The Health Services Authority will soon have a vein-finding device in the hospital’s pediatric ward, thanks to a group of preschoolers.
Just for Kids Preschool in Prospect held a walkathon to raise the $6,000 needed to buy the medical equipment.
The school was motivated by the desire to relieve the pain that children experience during intravenous procedures. The vein finder makes it easier to locate a child’s veins, thus sparing them unnecessary needle jabs.
The students, teachers and preschool owner Evelyn Rockett presented a check on Monday morning to the head of the Pediatric Department, Dr. Earl Robinson, and nurse manager Gillian Barlow at the children’s ward.
“On behalf of [the pediatric ward], we are overwhelmed by the generosity expressed by Just for Kids,” said Dr. Robinson. “We know the gift will go a long way in making life at pediatric care much easier,” he said.
Ms. Rockett said, “Parents know what they have to go through when children get their shots. We want to make it is as pleasant for them as possible.”
She said the money was raised through the school’s biggest fundraiser.

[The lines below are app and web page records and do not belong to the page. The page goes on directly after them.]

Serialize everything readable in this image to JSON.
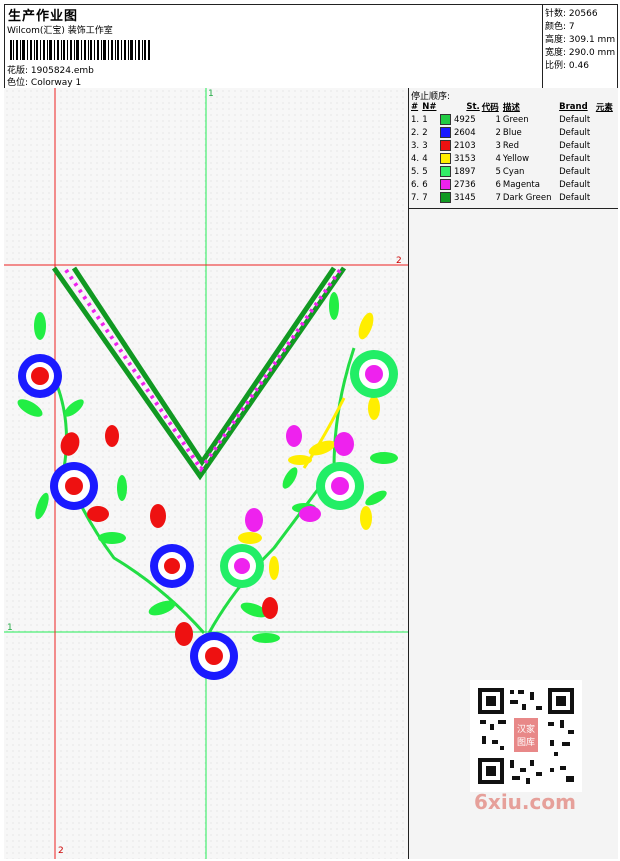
{
  "header": {
    "title": "生产作业图",
    "company": "Wilcom(汇宝) 装饰工作室",
    "design_label": "花版:",
    "design_value": "1905824.emb",
    "colorway_label": "色位:",
    "colorway_value": "Colorway 1"
  },
  "stats": [
    {
      "label": "针数:",
      "value": "20566"
    },
    {
      "label": "颜色:",
      "value": "7"
    },
    {
      "label": "高度:",
      "value": "309.1 mm"
    },
    {
      "label": "宽度:",
      "value": "290.0 mm"
    },
    {
      "label": "比例:",
      "value": "0.46"
    }
  ],
  "stop_sequence": {
    "heading": "停止顺序:",
    "columns": [
      "#",
      "N#",
      "St.",
      "代码",
      "描述",
      "Brand",
      "元素"
    ],
    "rows": [
      {
        "idx": "1.",
        "n": "1",
        "color": "#22cc44",
        "st": "4925",
        "code": "1",
        "desc": "Green",
        "brand": "Default"
      },
      {
        "idx": "2.",
        "n": "2",
        "color": "#1a1aff",
        "st": "2604",
        "code": "2",
        "desc": "Blue",
        "brand": "Default"
      },
      {
        "idx": "3.",
        "n": "3",
        "color": "#ee1111",
        "st": "2103",
        "code": "3",
        "desc": "Red",
        "brand": "Default"
      },
      {
        "idx": "4.",
        "n": "4",
        "color": "#ffee00",
        "st": "3153",
        "code": "4",
        "desc": "Yellow",
        "brand": "Default"
      },
      {
        "idx": "5.",
        "n": "5",
        "color": "#33ee66",
        "st": "1897",
        "code": "5",
        "desc": "Cyan",
        "brand": "Default"
      },
      {
        "idx": "6.",
        "n": "6",
        "color": "#ee22ee",
        "st": "2736",
        "code": "6",
        "desc": "Magenta",
        "brand": "Default"
      },
      {
        "idx": "7.",
        "n": "7",
        "color": "#119922",
        "st": "3145",
        "code": "7",
        "desc": "Dark Green",
        "brand": "Default"
      }
    ]
  },
  "axis_labels": {
    "top_green": "1",
    "right_red": "2",
    "left_green": "1",
    "bottom_red": "2"
  },
  "watermark": "6xiu.com",
  "qr_stamp": "汉家图库",
  "colors": {
    "green": "#22cc44",
    "blue": "#1a1aff",
    "red": "#ee1111",
    "yellow": "#ffee00",
    "cyan": "#33ee66",
    "magenta": "#ee22ee",
    "dark_green": "#119922"
  }
}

The school has also committed to more walkathons to raise money for two more vein finders, one for the hospital’s emergency room and one for Cayman Brac’s Faith Hospital, Ms. Rockett said.
Ms. Barlow said they will consult with the hospital’s vascular surgeons to determine which vein finder to buy.
A vein finder is designed to help healthcare practitioners find veins quickly. This facilitates rapid access to veins in emergency situations, and with patients whose veins are difficult to find due to various health problems, according to online medical sources.
Vein finders can also be used for routine blood draws, increasing patient comfort.
The classic vein finder consists of a device with a very bright source of light which is held against the skin to illuminate the veins. Another type of vein finder relies on Doppler ultrasound. This handheld device is held over the skin and emits sound waves that interact with blood flowing in the veins. A healthcare practitioner can then guide a needle into a vein.